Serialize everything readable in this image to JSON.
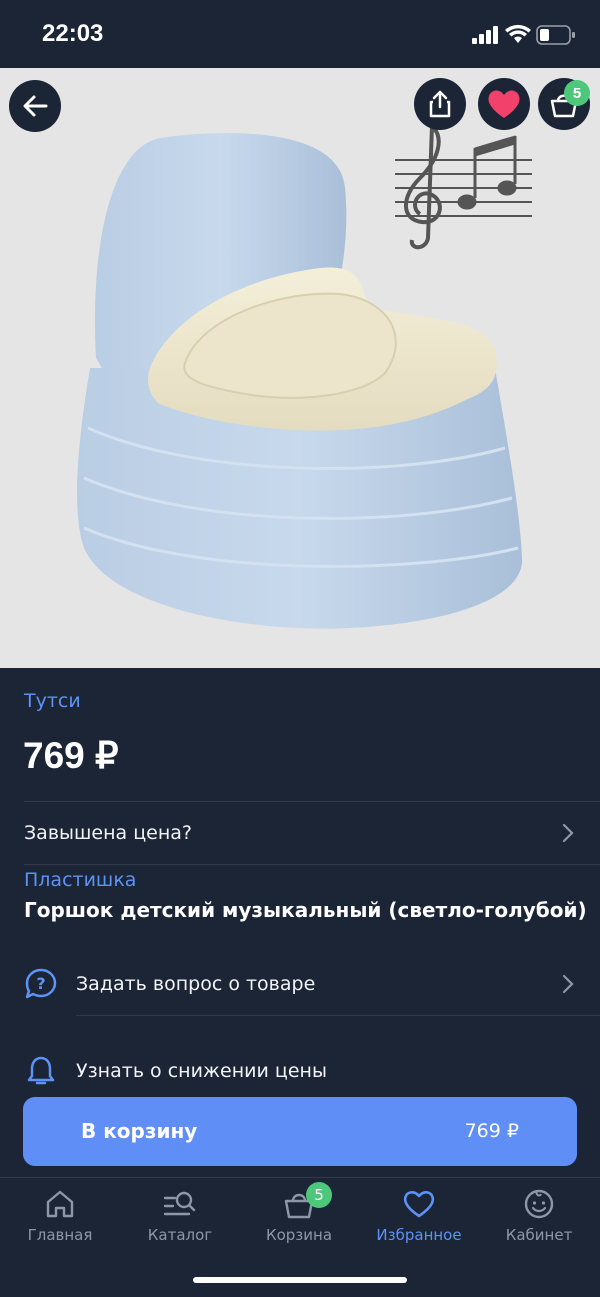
{
  "status": {
    "time": "22:03"
  },
  "product": {
    "brand": "Тутси",
    "price": "769 ₽",
    "price_complaint": "Завышена цена?",
    "category": "Пластишка",
    "title": "Горшок детский музыкальный (светло-голубой)"
  },
  "actions": {
    "ask_question": "Задать вопрос о товаре",
    "price_drop": "Узнать о снижении цены"
  },
  "header": {
    "cart_count": "5"
  },
  "cart_button": {
    "label": "В корзину",
    "price": "769 ₽"
  },
  "tabs": [
    {
      "label": "Главная",
      "icon": "home-icon"
    },
    {
      "label": "Каталог",
      "icon": "catalog-search-icon"
    },
    {
      "label": "Корзина",
      "icon": "basket-icon",
      "badge": "5"
    },
    {
      "label": "Избранное",
      "icon": "heart-icon",
      "active": true
    },
    {
      "label": "Кабинет",
      "icon": "smile-face-icon"
    }
  ],
  "colors": {
    "background": "#1b2536",
    "accent": "#5f8ff6",
    "link": "#5c93f5",
    "badge": "#4cc77b",
    "favorite": "#f2416b"
  }
}
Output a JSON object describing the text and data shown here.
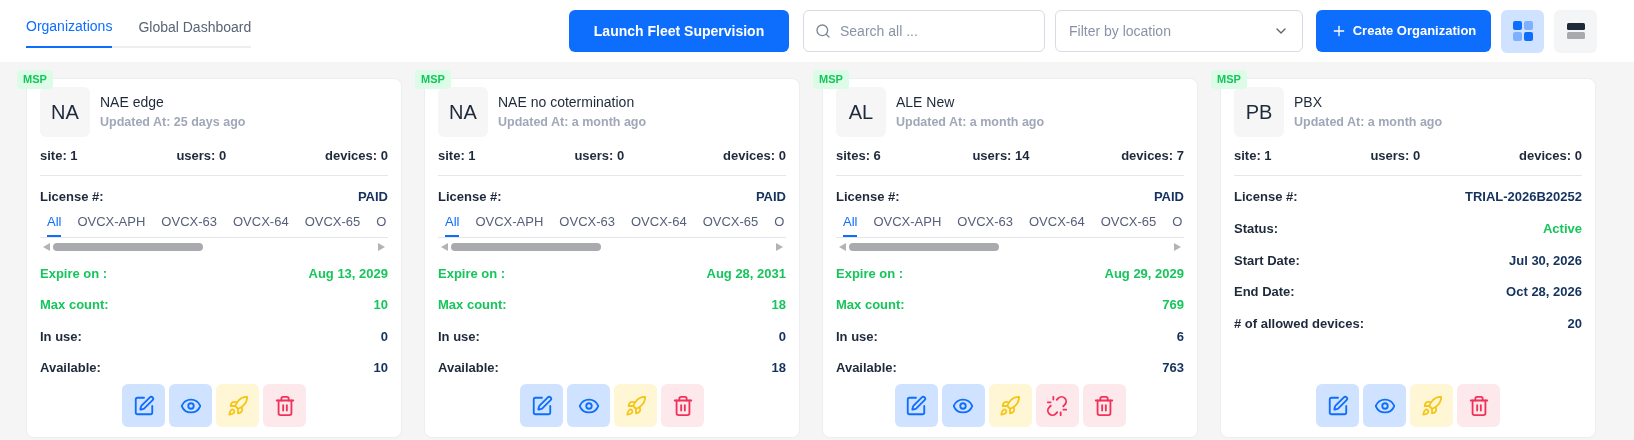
{
  "tabs": [
    {
      "label": "Organizations",
      "selected": true
    },
    {
      "label": "Global Dashboard",
      "selected": false
    }
  ],
  "launch_button": "Launch Fleet Supervision",
  "search": {
    "placeholder": "Search all ..."
  },
  "location_filter": {
    "placeholder": "Filter by location"
  },
  "create_button": "Create Organization",
  "view_toggle": [
    {
      "kind": "grid",
      "selected": true
    },
    {
      "kind": "list",
      "selected": false
    }
  ],
  "cards": [
    {
      "badge": "MSP",
      "initials": "NA",
      "name": "NAE edge",
      "updated": "Updated At: 25 days ago",
      "stats": [
        "site: 1",
        "users: 0",
        "devices: 0"
      ],
      "license_label": "License #:",
      "license_value": "PAID",
      "license_tabs": [
        {
          "label": "All",
          "selected": true
        },
        {
          "label": "OVCX-APH",
          "selected": false
        },
        {
          "label": "OVCX-63",
          "selected": false
        },
        {
          "label": "OVCX-64",
          "selected": false
        },
        {
          "label": "OVCX-65",
          "selected": false
        },
        {
          "label": "O",
          "selected": false
        }
      ],
      "rows": [
        {
          "kind": "highlight",
          "label": "Expire on :",
          "value": "Aug 13, 2029"
        },
        {
          "kind": "highlight",
          "label": "Max count:",
          "value": "10"
        },
        {
          "kind": "plain",
          "label": "In use:",
          "value": "0"
        },
        {
          "kind": "plain",
          "label": "Available:",
          "value": "10"
        }
      ],
      "actions": [
        {
          "kind": "edit"
        },
        {
          "kind": "view"
        },
        {
          "kind": "launch"
        },
        {
          "kind": "delete"
        }
      ]
    },
    {
      "badge": "MSP",
      "initials": "NA",
      "name": "NAE no cotermination",
      "updated": "Updated At: a month ago",
      "stats": [
        "site: 1",
        "users: 0",
        "devices: 0"
      ],
      "license_label": "License #:",
      "license_value": "PAID",
      "license_tabs": [
        {
          "label": "All",
          "selected": true
        },
        {
          "label": "OVCX-APH",
          "selected": false
        },
        {
          "label": "OVCX-63",
          "selected": false
        },
        {
          "label": "OVCX-64",
          "selected": false
        },
        {
          "label": "OVCX-65",
          "selected": false
        },
        {
          "label": "O",
          "selected": false
        }
      ],
      "rows": [
        {
          "kind": "highlight",
          "label": "Expire on :",
          "value": "Aug 28, 2031"
        },
        {
          "kind": "highlight",
          "label": "Max count:",
          "value": "18"
        },
        {
          "kind": "plain",
          "label": "In use:",
          "value": "0"
        },
        {
          "kind": "plain",
          "label": "Available:",
          "value": "18"
        }
      ],
      "actions": [
        {
          "kind": "edit"
        },
        {
          "kind": "view"
        },
        {
          "kind": "launch"
        },
        {
          "kind": "delete"
        }
      ]
    },
    {
      "badge": "MSP",
      "initials": "AL",
      "name": "ALE New",
      "updated": "Updated At: a month ago",
      "stats": [
        "sites: 6",
        "users: 14",
        "devices: 7"
      ],
      "license_label": "License #:",
      "license_value": "PAID",
      "license_tabs": [
        {
          "label": "All",
          "selected": true
        },
        {
          "label": "OVCX-APH",
          "selected": false
        },
        {
          "label": "OVCX-63",
          "selected": false
        },
        {
          "label": "OVCX-64",
          "selected": false
        },
        {
          "label": "OVCX-65",
          "selected": false
        },
        {
          "label": "O",
          "selected": false
        }
      ],
      "rows": [
        {
          "kind": "highlight",
          "label": "Expire on :",
          "value": "Aug 29, 2029"
        },
        {
          "kind": "highlight",
          "label": "Max count:",
          "value": "769"
        },
        {
          "kind": "plain",
          "label": "In use:",
          "value": "6"
        },
        {
          "kind": "plain",
          "label": "Available:",
          "value": "763"
        }
      ],
      "actions": [
        {
          "kind": "edit"
        },
        {
          "kind": "view"
        },
        {
          "kind": "launch"
        },
        {
          "kind": "unlink"
        },
        {
          "kind": "delete"
        }
      ]
    },
    {
      "badge": "MSP",
      "initials": "PB",
      "name": "PBX",
      "updated": "Updated At: a month ago",
      "stats": [
        "site: 1",
        "users: 0",
        "devices: 0"
      ],
      "license_label": "License #:",
      "license_value": "TRIAL-2026B20252",
      "rows": [
        {
          "kind": "status",
          "label": "Status:",
          "value": "Active"
        },
        {
          "kind": "plain",
          "label": "Start Date:",
          "value": "Jul 30, 2026"
        },
        {
          "kind": "plain",
          "label": "End Date:",
          "value": "Oct 28, 2026"
        },
        {
          "kind": "plain",
          "label": "# of allowed devices:",
          "value": "20"
        }
      ],
      "actions": [
        {
          "kind": "edit"
        },
        {
          "kind": "view"
        },
        {
          "kind": "launch"
        },
        {
          "kind": "delete"
        }
      ]
    }
  ]
}
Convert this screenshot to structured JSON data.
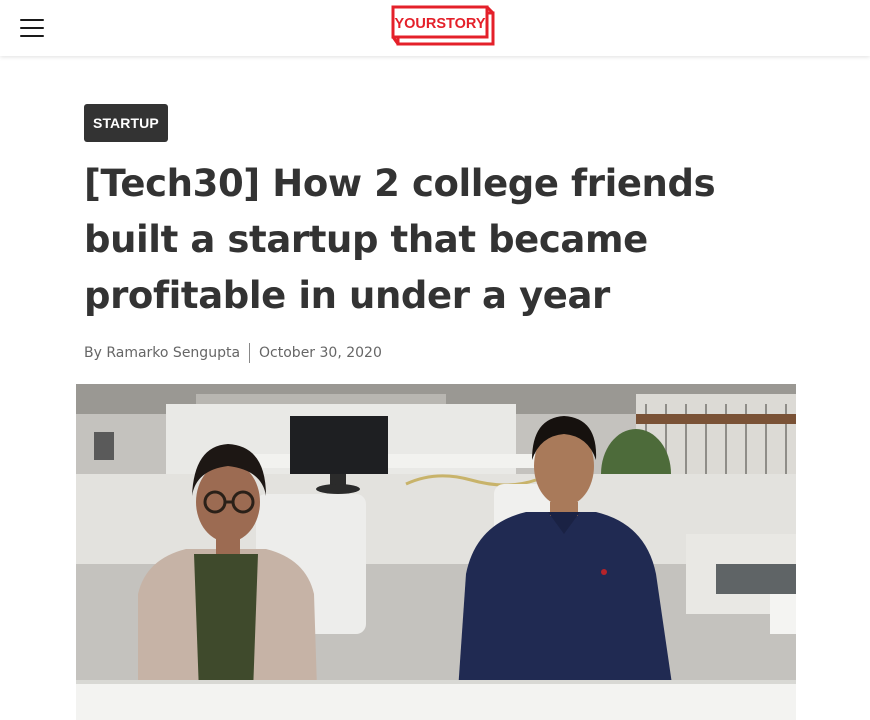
{
  "header": {
    "menu_icon": "hamburger-menu-icon",
    "logo_text": "YOURSTORY",
    "brand_color": "#e4202a"
  },
  "article": {
    "category": "STARTUP",
    "title": "[Tech30] How 2 college friends built a startup that became profitable in under a year",
    "author": "By Ramarko Sengupta",
    "date": "October 30, 2020"
  },
  "hero_image": {
    "description_icon": "founders-photo"
  }
}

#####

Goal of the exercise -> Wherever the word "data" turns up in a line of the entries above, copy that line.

Answer section ->
Output a JSON object describing the text and data shown here.
Convert this screenshot to structured JSON data.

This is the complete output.